I've had several bosses who could be called bullies. Their behavior ranged from yelling and shouting to asking inappropriate personal questions to making mistakes and then frantically searching for an underling to pin them on. Some of them were actually decent bosses despite this behavior, some of them were awful.

But by far the worst boss I've ever had could never be called a bully. She was passive-aggressive, manipulative, and cowardly. She would never say anything that could be considered negative to anyone... well, not to their face. She regularly lied to both her bosses and her team, and she ultimately left after attempting to stage a coup that almost lost her entire team their jobs in order to facilitate her desire to obtain a teaching position at our affiliated graduate program.

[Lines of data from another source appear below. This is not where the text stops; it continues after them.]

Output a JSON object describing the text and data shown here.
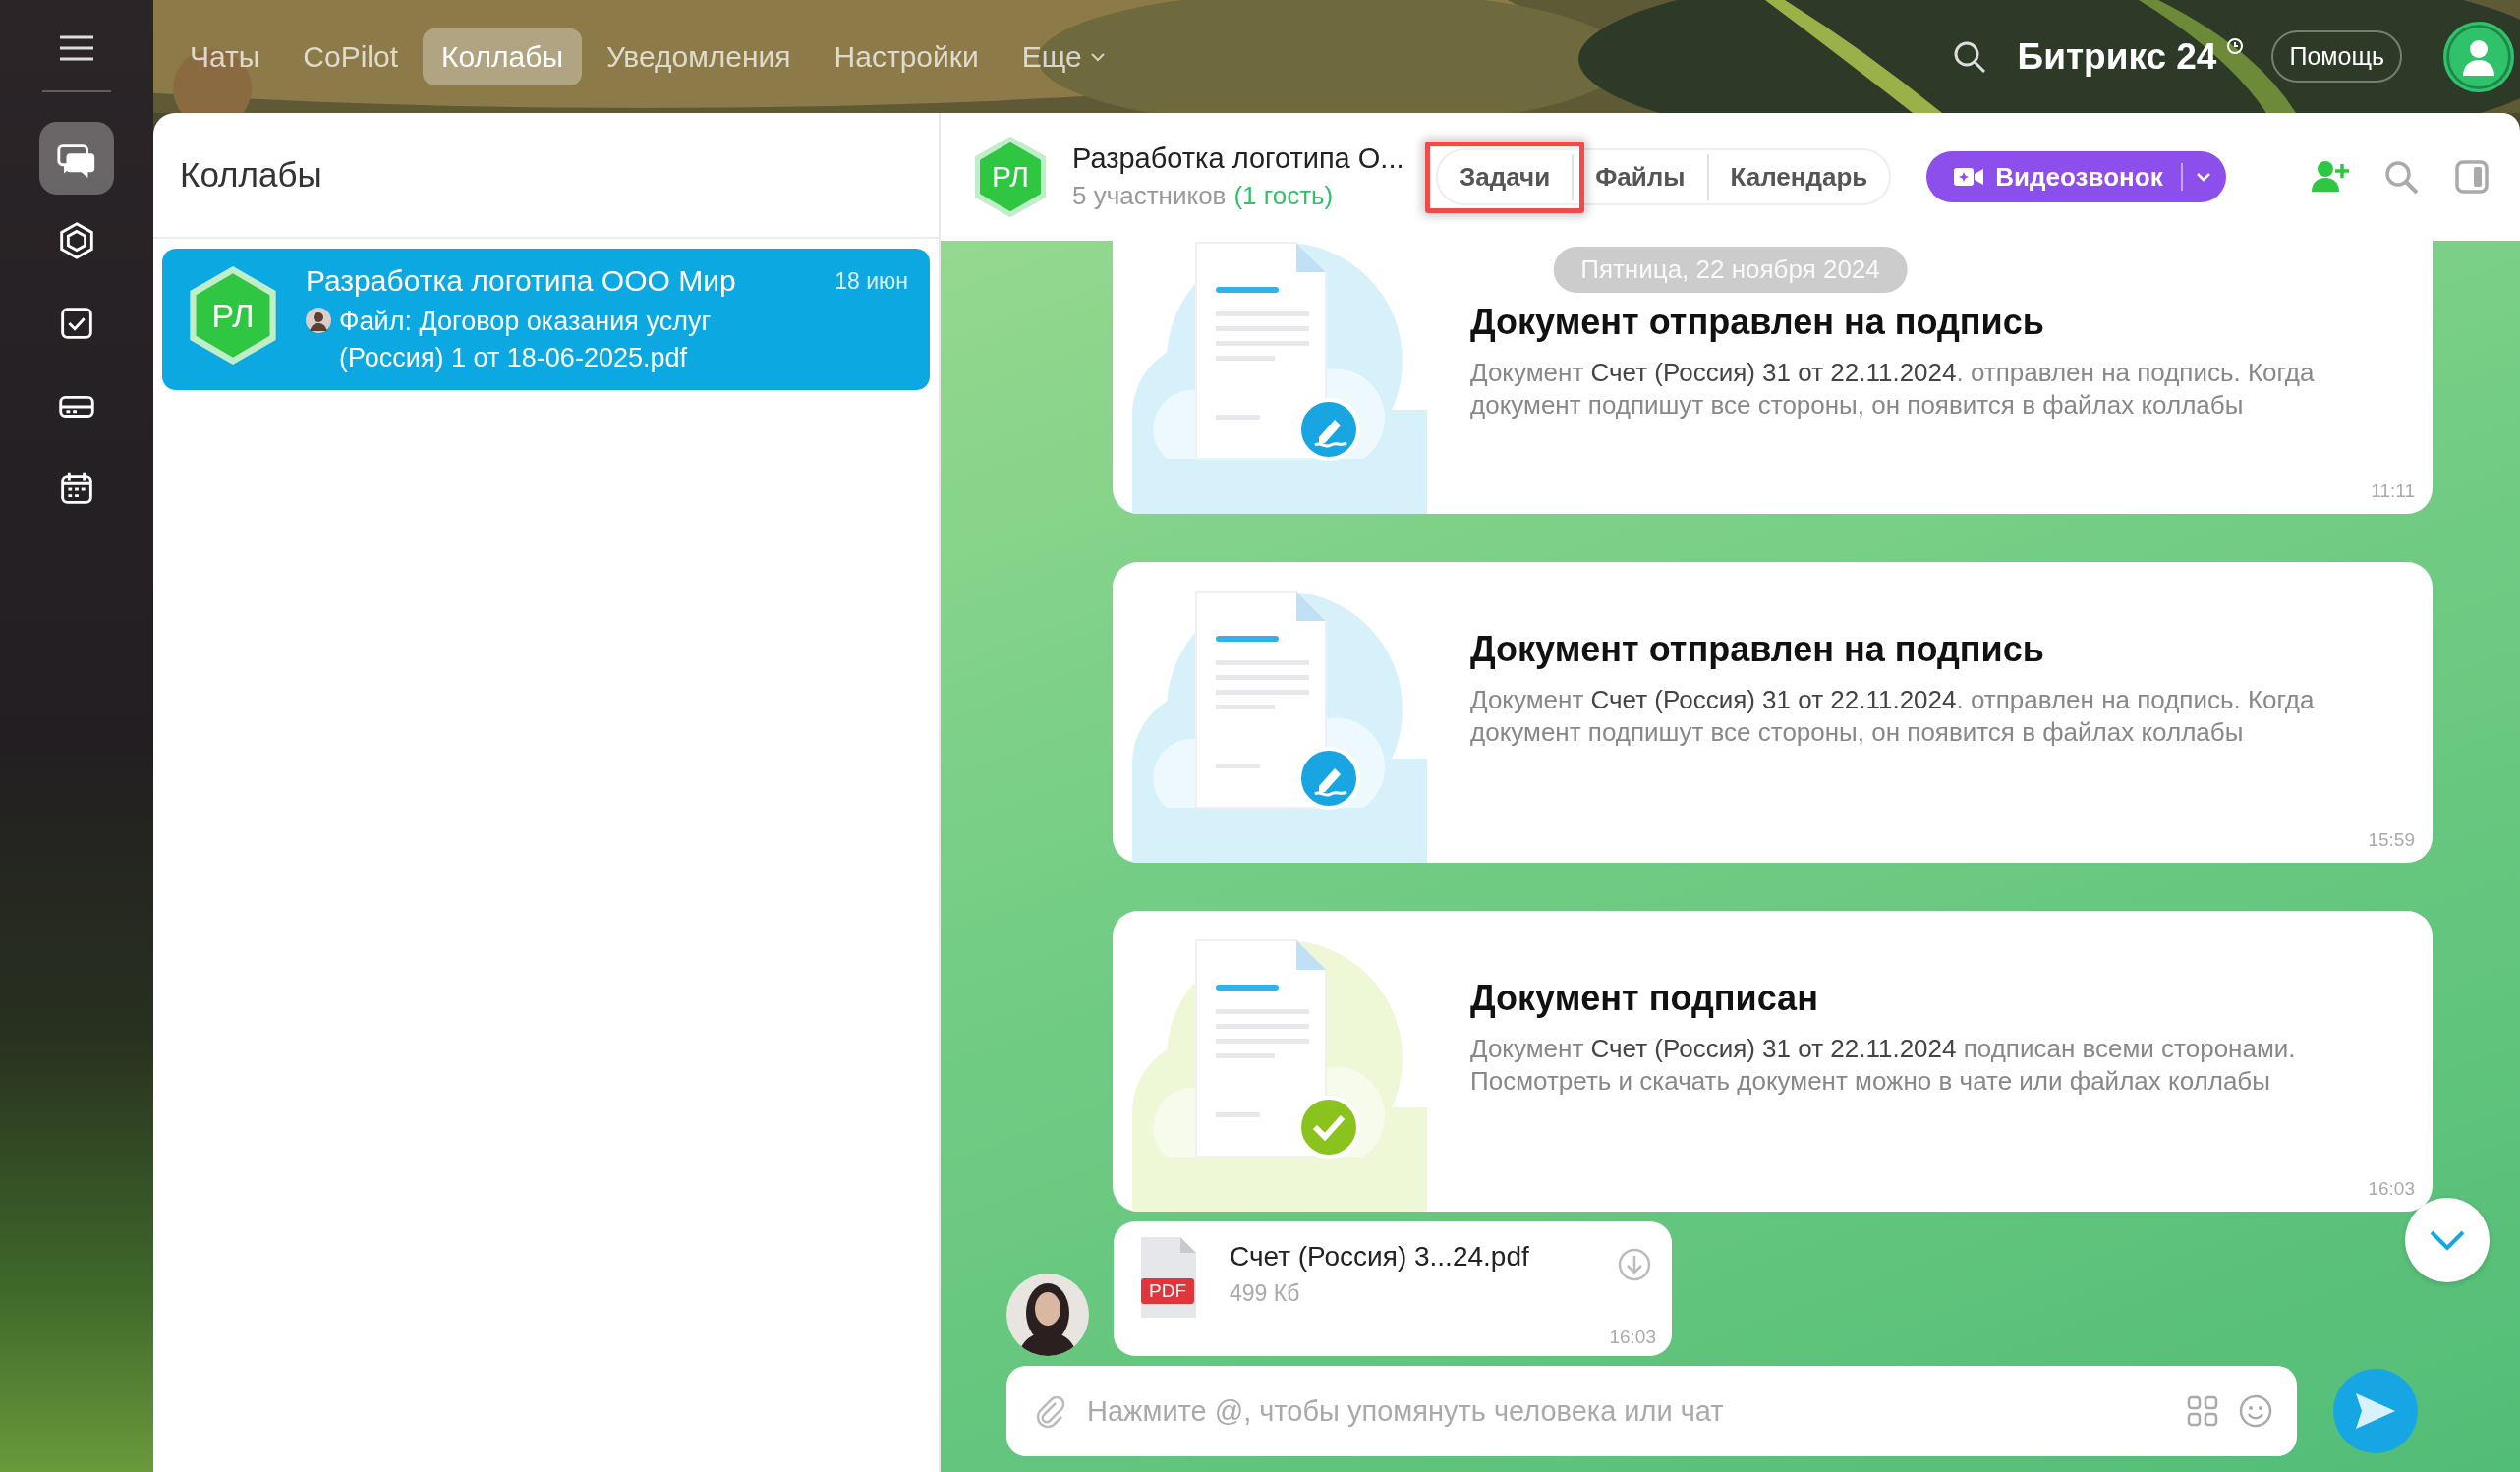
{
  "rail": {
    "items": [
      {
        "selected": true
      },
      {
        "selected": false
      },
      {
        "selected": false
      },
      {
        "selected": false
      },
      {
        "selected": false
      }
    ]
  },
  "top_tabs": [
    {
      "label": "Чаты",
      "selected": false,
      "kind": "plain"
    },
    {
      "label": "CoPilot",
      "selected": false,
      "kind": "plain"
    },
    {
      "label": "Коллабы",
      "selected": true,
      "kind": "plain"
    },
    {
      "label": "Уведомления",
      "selected": false,
      "kind": "plain"
    },
    {
      "label": "Настройки",
      "selected": false,
      "kind": "plain"
    },
    {
      "label": "Еще",
      "selected": false,
      "kind": "dropdown"
    }
  ],
  "brand": "Битрикс 24",
  "help_button": "Помощь",
  "sidebar": {
    "title": "Коллабы",
    "chats": [
      {
        "avatar": "РЛ",
        "name": "Разработка логотипа ООО Мир",
        "date": "18 июн",
        "preview": "Файл: Договор оказания услуг (Россия) 1 от 18-06-2025.pdf",
        "selected": true
      }
    ]
  },
  "chat_header": {
    "avatar": "РЛ",
    "title": "Разработка логотипа О...",
    "members": "5 участников",
    "guests": "(1 гость)",
    "tabs": [
      {
        "label": "Задачи",
        "highlighted": true
      },
      {
        "label": "Файлы",
        "highlighted": false
      },
      {
        "label": "Календарь",
        "highlighted": false
      }
    ],
    "call_button": "Видеозвонок"
  },
  "date_pill": "Пятница, 22 ноября 2024",
  "messages": [
    {
      "kind": "pending",
      "title": "Документ отправлен на подпись",
      "body": "Документ **Счет (Россия) 31 от 22.11.2024**. отправлен на подпись. Когда документ подпишут все стороны, он появится в файлах коллабы",
      "time": "11:11"
    },
    {
      "kind": "pending",
      "title": "Документ отправлен на подпись",
      "body": "Документ **Счет (Россия) 31 от 22.11.2024**. отправлен на подпись. Когда документ подпишут все стороны, он появится в файлах коллабы",
      "time": "15:59"
    },
    {
      "kind": "signed",
      "title": "Документ подписан",
      "body": "Документ **Счет (Россия) 31 от 22.11.2024** подписан всеми сторонами. Посмотреть и скачать документ можно в чате или файлах коллабы",
      "time": "16:03"
    }
  ],
  "file_message": {
    "name": "Счет (Россия) 3...24.pdf",
    "file_type": "PDF",
    "size": "499 Кб",
    "time": "16:03"
  },
  "composer": {
    "placeholder": "Нажмите @, чтобы упомянуть человека или чат"
  }
}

Seriously — there are worse things than someone who is outwardly mean to you. It's great when you encounter a boss who can be kind and encouraging and friendly while also maintaining high standards, getting everyone to do their jobs, and hitting all their targets. Kudos to anyone who accomplishes that. But I'd settle for an effective boss who I don't particularly like any day, if the alternative is a "nice" person who doesn't know how to do his job. Sometimes giving up on nice is what makes a boss effective.